I glued 1/4-inch square strips of wood between the walls and attached the roof to both those strips and the walls. Then I scurried off to the laser and cut a few dozen strips representing 3-tab asphalt shingles because a.) I have a laser, b.) I've never applied that kind of roof to any other of my structures, and c.) because they seem to be a common material for early 20th century small industrial buildings. I spent a boring hour or two gluing the strips to the roof.


I added roof trim, rafters, and a doorknob. I intended to install a porch and porch roof to the front but a mockup seemed to detract from the overall appearance so that finished the model.

It lacks the variety of signs and other detail of many models because, after looking at dozens of photos of early 1920 era garages, I noticed most were very plain and simple. Gas stations, on the other hand, tended to accumulate flotsam, jetsam, riff-raff, and clutter.

Finally, because you have been so patient, I will share a little trick for creating peeling paint in Photoshop or Affinity Photo. Start with a board wall photo similar to what is on my model. Select the paint bucket tool, set its sensitivity to between 5 and 15%, and choose a color. As you may have noticed, I chose white. Click the bucket on a board and see what happens. If everything turns white you either have to dial down the sensitivity or activate the "CONTIGUOUS" button. The two examples below suggest the effects you can achieve.

If you like the results, you could print peeling paint "wallpaper" and cement it to wood or styrene sub-walls. If you don't like the results, well, whaddaya expect for free?



Hi Russ, very interesting to read and see the pictures, even if I will never build like that myself in 1:22.5.
Regards Helmut
the journey is the goal


More excellent work from your bench, Russ.
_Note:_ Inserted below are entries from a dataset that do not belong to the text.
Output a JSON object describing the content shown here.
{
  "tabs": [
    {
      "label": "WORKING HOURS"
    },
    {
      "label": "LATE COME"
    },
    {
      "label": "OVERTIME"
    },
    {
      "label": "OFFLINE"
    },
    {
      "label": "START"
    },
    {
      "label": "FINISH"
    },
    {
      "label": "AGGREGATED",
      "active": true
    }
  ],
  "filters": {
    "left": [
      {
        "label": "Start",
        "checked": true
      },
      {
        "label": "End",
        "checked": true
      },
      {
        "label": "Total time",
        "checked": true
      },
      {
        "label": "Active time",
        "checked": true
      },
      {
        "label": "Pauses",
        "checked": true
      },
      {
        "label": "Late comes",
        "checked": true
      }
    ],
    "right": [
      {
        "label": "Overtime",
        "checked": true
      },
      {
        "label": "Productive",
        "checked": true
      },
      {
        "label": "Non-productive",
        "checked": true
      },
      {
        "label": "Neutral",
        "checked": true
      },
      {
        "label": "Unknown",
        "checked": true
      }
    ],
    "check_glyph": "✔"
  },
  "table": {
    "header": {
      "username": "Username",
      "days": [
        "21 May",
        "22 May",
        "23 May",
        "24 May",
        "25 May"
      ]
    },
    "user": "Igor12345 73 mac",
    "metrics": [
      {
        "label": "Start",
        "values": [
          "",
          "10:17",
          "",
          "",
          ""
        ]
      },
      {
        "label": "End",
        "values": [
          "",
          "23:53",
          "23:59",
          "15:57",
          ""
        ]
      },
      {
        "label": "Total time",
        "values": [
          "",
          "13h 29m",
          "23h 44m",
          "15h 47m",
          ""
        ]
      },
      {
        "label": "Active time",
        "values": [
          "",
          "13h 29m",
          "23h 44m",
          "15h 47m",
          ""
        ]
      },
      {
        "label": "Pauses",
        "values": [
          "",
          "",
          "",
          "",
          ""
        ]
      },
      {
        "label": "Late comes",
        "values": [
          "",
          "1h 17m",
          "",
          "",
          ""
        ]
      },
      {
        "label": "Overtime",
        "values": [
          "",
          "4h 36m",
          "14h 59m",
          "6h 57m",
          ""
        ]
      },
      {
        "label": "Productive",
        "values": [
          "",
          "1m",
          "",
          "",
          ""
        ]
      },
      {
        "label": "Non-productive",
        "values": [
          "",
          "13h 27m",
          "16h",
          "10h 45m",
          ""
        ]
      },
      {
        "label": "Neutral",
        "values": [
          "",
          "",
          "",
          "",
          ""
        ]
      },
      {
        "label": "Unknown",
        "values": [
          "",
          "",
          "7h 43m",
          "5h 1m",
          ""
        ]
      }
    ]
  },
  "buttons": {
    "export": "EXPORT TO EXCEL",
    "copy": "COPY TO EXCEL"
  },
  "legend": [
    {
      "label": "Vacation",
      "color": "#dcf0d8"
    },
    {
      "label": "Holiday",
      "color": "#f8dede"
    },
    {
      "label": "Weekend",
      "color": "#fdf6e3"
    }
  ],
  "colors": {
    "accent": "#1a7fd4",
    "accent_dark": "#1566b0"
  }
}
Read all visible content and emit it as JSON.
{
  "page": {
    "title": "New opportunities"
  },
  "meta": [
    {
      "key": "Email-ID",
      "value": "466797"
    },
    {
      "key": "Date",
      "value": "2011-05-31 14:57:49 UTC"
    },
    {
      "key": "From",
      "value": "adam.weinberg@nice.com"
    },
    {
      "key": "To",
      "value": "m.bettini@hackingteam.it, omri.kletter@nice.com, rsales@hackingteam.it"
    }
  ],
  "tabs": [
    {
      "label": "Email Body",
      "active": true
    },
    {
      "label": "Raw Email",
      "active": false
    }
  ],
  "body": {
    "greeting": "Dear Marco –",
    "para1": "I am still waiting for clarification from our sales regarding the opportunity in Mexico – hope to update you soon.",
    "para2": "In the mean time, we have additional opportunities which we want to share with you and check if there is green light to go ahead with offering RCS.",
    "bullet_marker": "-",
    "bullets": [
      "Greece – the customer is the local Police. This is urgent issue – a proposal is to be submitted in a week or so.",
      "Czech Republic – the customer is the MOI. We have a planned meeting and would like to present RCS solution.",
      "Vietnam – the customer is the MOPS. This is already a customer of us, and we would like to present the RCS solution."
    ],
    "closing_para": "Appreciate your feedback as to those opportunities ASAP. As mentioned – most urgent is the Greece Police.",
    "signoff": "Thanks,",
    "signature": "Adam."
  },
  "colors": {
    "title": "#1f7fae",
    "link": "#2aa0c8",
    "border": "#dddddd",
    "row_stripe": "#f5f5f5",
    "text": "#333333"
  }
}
Your precision is expected, as always, and you deliver yet again.


Russ your results are outstanding. I've been wanting to try this technique, but have no experience with any photo editing software. I'm sure I missed it but what kind of printer are you using?


Bill Gill

Russ, Good looking garage. No need to clutter the walls with multiple signs.
Nifty technique using the fill bucket to create peeling paint. I'll remember that.
How do you color thin cut edges?

There's a guy in England constructing N scale buildings out of cereal box paperboard, adhesive backed labels and clear plastic from packages. Some are fairly elaborate and may give you a few ideas:



Thanks, Helmut, Craig, Bill, Paul, and Stuart. I realize I'm something of a maverick by building models in such a bizarre way but it's so much easier for me than to use wood or styrene and to use Affinity Photo or, previously, Photoshop and an inkjet printer instead of paints, stains, and an airbrush. It also offers a real advantage: I can match any specific kind of wood I can find in a photo--and print it to scale--instead of being stuck with the generic appearance of stained basswood.

Paul, my printer is an Epson P400 photo printer but their better office printers cost less and should produce the same results. Years ago I met the guy who started Paper Creek Models, George Taylor, as he was about to launch his business and was finalizing his first kits. His results seriously impressed me and, when he told me he was using Photoshop and an Epson home/office printer, something similar to today's XP-5200, to achieve those results I whizzed home and started devising ways to create my own artwork.

When I was publishing, I spent so much time with Photoshop and the computer that I had no time to learn all the new painting and weathering techniques guys like Chuck Doan were perfecting. I was able to get decent results with Photoshop in a fraction of the time so I used the tools I already was familiar with. It became a hobby within a hobby and I love seeing a 2-D photo evolve into a 3-D model.

Bill, I use whatever works to color the cut edges. So far the cool gray artist markers I've been using for most edges haven't faded (as you warned me they might) but I've also used colored pencils, pastel chalks, and paint when I have to match a less "generic" edge.



Your auto repair garage reminds me of an abandoned Sinclair station in Elberta, Utah.


Sinclair station.jpg